In general, we invite you to interact with the page and the content. Please feel free to share anything and sign the pledge to remain in touch and receive action alerts. We are working on getting content in Spanish and other languages, and will let you know when that is up and running. If you want to help us make that happen, please send us a message info@grassrootsleadership.org.

Policing around us at a glance

  1. City
    • In Austin, the total current funding for the Austin Police Department is 40% of the city budget, or roughly $400 million.
    • 44% of approved APD contract money is for biometrics/surveillance. One of these contracts is for an Automatic License Plate reader that captured over 25 million license plate readings from 2016-2017 and shared the information with 817 law enforcement agencies.
    • APD has a gang suppression unit and the Austin ISD Police has a joint juvenile gang taskforce. Gang lists and units have a troubled history of racial profiling.
    • While the majority of APD funding comes from the city, APD has also applied for and received external grants. An example is the 1 million dollar grant that APD received from the Department of Justice for the Riverside Togetherness Project (RTP). The RTP increased policing in the Riverside area, where Mike Ramos was shot and killed by APD.

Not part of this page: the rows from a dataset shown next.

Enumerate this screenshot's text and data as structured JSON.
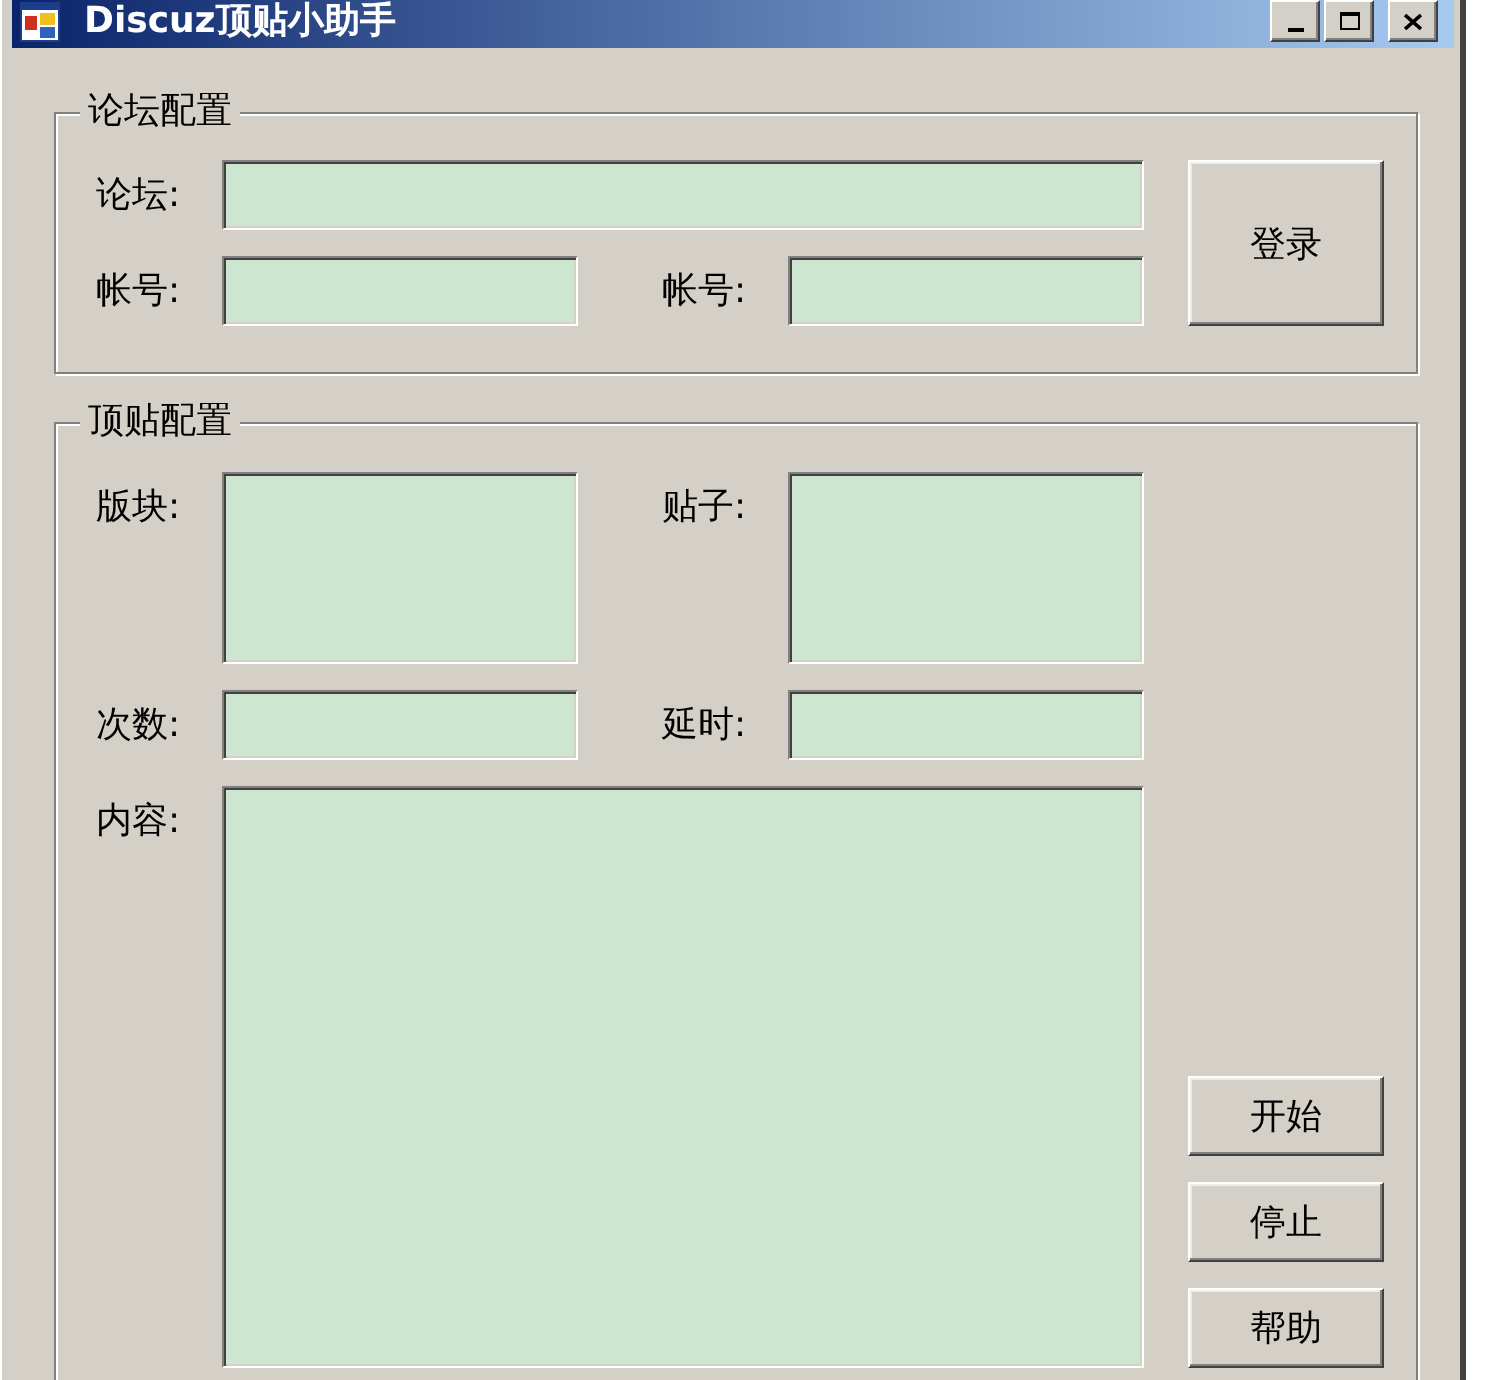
{
  "window": {
    "title": "Discuz顶贴小助手"
  },
  "forum_config": {
    "title": "论坛配置",
    "rows": [
      [
        {
          "label": "论坛:",
          "kind": "line"
        }
      ],
      [
        {
          "label": "帐号:",
          "kind": "line"
        },
        {
          "label": "帐号:",
          "kind": "line"
        }
      ]
    ],
    "buttons": [
      "登录"
    ]
  },
  "post_config": {
    "title": "顶贴配置",
    "rows": [
      [
        {
          "label": "版块:",
          "kind": "box"
        },
        {
          "label": "贴子:",
          "kind": "box"
        }
      ],
      [
        {
          "label": "次数:",
          "kind": "line"
        },
        {
          "label": "延时:",
          "kind": "line"
        }
      ],
      [
        {
          "label": "内容:",
          "kind": "box"
        }
      ]
    ],
    "buttons": [
      "开始",
      "停止",
      "帮助"
    ]
  }
}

    • The City of Austin and the Austin Police Department routinely cooperate with ICE through their surveillance operations and data sharing.
    • Austin City Manager Spencer Cronk, who before coming to Austin was the City Coordinator in Minneapolis where George Floyd was killed, is in charge of drafting the budget and presenting it to the City Council on July 13th.
    • This year budget hearings are scheduled for July 23rd, 30th, and August 4th. Final vote to approve the budget will take place from August 12th-14th.
  2. County
    • In Travis County, the Justice System and Public Safety budget item — which includes the Sheriff’s department — take up 1/3 of the county’s general funds.
    • Travis County currently has an electronic monitoring contract with a company owned by prison profiteer CoreCivic as well as database contracts with companies that routinely share information with ICE.
    • Travis County is a partner with the Austin Intelligence Regional Center and has an active contract with them.
    • ICE has open access to the Travis County Jail and all database records.
    • The Preliminary County Budget will be published by July 27, 2020. The budget and tax rate will be adopted on September 29, 2020.
  3. Surrounding Areas
    • While we are focusing our efforts on the City of Austin and Travis County, it is important to keep an eye on our neighboring counties, particularly Bastrop, Williamson, Hays, and Caldwell. Investment of money in policing at the expense of community needs is not exclusive to large urban areas. Suburban and rural counties and cities dedicate significant resources to policing that could be used to infuse local economies. An example of this is the alarming rate of U.S. Department of Agriculture grants that are used for incarceration purposes.
    • In all cities and counties in Texas, policing inevitably leads to the ICE detention and deportation pipeline due to SB4, surveillance, and data sharing.